Directions for this task: Print all entries word for word.

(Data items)
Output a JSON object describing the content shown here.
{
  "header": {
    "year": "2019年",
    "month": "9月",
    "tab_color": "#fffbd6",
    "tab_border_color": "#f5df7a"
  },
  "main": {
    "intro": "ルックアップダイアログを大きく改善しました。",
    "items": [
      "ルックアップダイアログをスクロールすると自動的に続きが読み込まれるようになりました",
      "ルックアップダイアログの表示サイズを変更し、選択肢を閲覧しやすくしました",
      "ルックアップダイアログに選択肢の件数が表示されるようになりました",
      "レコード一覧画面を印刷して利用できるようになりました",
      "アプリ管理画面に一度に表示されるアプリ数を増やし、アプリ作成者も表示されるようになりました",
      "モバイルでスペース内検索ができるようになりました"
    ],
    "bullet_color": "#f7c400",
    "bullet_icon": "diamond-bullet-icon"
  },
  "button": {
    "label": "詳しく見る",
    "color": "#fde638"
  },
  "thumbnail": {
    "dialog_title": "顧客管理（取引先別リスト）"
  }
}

Exercise result:
Output a JSON object describing the content shown here.
{
  "header": {
    "year": "2019年",
    "month": "9月",
    "tab_color": "#fffbd6",
    "tab_border_color": "#f5df7a"
  },
  "main": {
    "intro": "ルックアップダイアログを大きく改善しました。",
    "items": [
      "ルックアップダイアログをスクロールすると自動的に続きが読み込まれるようになりました",
      "ルックアップダイアログの表示サイズを変更し、選択肢を閲覧しやすくしました",
      "ルックアップダイアログに選択肢の件数が表示されるようになりました",
      "レコード一覧画面を印刷して利用できるようになりました",
      "アプリ管理画面に一度に表示されるアプリ数を増やし、アプリ作成者も表示されるようになりました",
      "モバイルでスペース内検索ができるようになりました"
    ],
    "bullet_color": "#f7c400",
    "bullet_icon": "diamond-bullet-icon"
  },
  "button": {
    "label": "詳しく見る",
    "color": "#fde638"
  },
  "thumbnail": {
    "dialog_title": "顧客管理（取引先別リスト）"
  }
}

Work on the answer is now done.